Gloria Allred, civil-rights attorney who built her long and storied career on protecting famous women from their more famous male bosses, has responded to her daughter Lisa Bloom’s decision to represent Harvey Weinstein. When The New York Times broke the story of Weinstein’s decades of alleged sexual harassment toward assistants, lawyers, actresses, and other women in his orbit, many were mystified to see quotes by Bloom in defense of Weinstein, rather than in defense of the women speaking on-record against him. Allred is among those who have commented.
“Had I been asked by Mr. Weinstein to represent him, I would have declined, because I do not represent individuals accused of sex harassment,” she said in a statement. “I only represent those who allege that they are victims of sexual harassment.”
She also dangled the possibility of the first Allred versus Bloom case (though, at present, Bloom has only been named as an attorney on retainer and in an advisory role). “While I would not represent Mr. Weinstein, I would consider representing anyone who accused Mr. Weinstein of sexual harassment, even if it meant that my daughter was the opposing counsel.” Allred has no comment at this time as to whether any of Weinstein’s accusers have reached out to her.
Bloom, like Allred, represents famous women, most of whom have become alleged victims of sexual assault (Allred represents 33 of Bill Cosby’s accusers, and Bloom represents Janice Dickinson, as well as three women who accused Bill O’Reilly of sexual misconduct). A New Yorker profile on Allred published earlier this week infers that Bloom learned many of her media-savvy tactics from Allred, especially how to keep the story top of mind in the public. To wit, the last time the public heard from Bloom in a splashy way was at the press conference she arranged for Kathy Griffin, who was under fire and F.B.I. investigation for her photo shoot in which she mimed beheading Donald Trump.
Bloom’s dec ision to advise Weinstein is a curious one considering her past clientele (Weinstein has also retained litigator David Boies and Charles Harder, who represented Hulk Hogan against Gawker, and has announced he is suing the Times). However, as many have already pointed out, the Weinstein Company has optioned the rights to Suspicion Nation, her book detailing the Trayvon Martin case, and plans to develop it into a miniseries. Bloom is in fact among those who have noted their collaboration. In her statement to the Times, which she posted to Twitter in full after the story was published, she asserts, “As we work together on a project bringing my book to the screen, he has always been respectful toward me.”
The rest of the attorney’s statement paints her as the firm but fair guide to how to respect women as human beings and not exploit his power dynamic to sexual ends. “I have told him times have changed, it is 2017, and he needs to evolve to a higher standard,” she wrote. “I have found Harvey to be refreshingly candid and receptive to my message.”

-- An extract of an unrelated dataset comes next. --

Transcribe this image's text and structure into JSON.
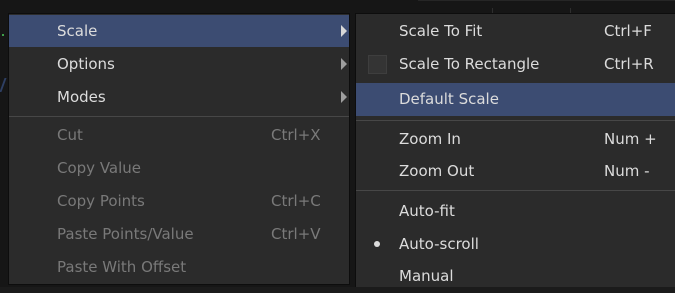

Bloom also claims she has been tasked with reviewing policies that address “women in the workplace,” and create a “zero tolerance” policy for “workplace misconduct.”
EDITOR’S NOTE: Allred told Vanity Fair on a recent phone call, “I respect her. I love her. She’s a very good attorney, and I do not in any way criticize her decision to represent Mr. Weinstein. I only represent victims who allege that they have been sexually harassed, but that doesn’t mean that she can’t represent Mr. Weinstein, who has allegations of sexual harassment against him. She’s an independent attorney with her own law firm. She’s a very good attorney and he’s fortunate to have her as his attorney to advise him.”
This article has been edited to reflect Allred’s statement.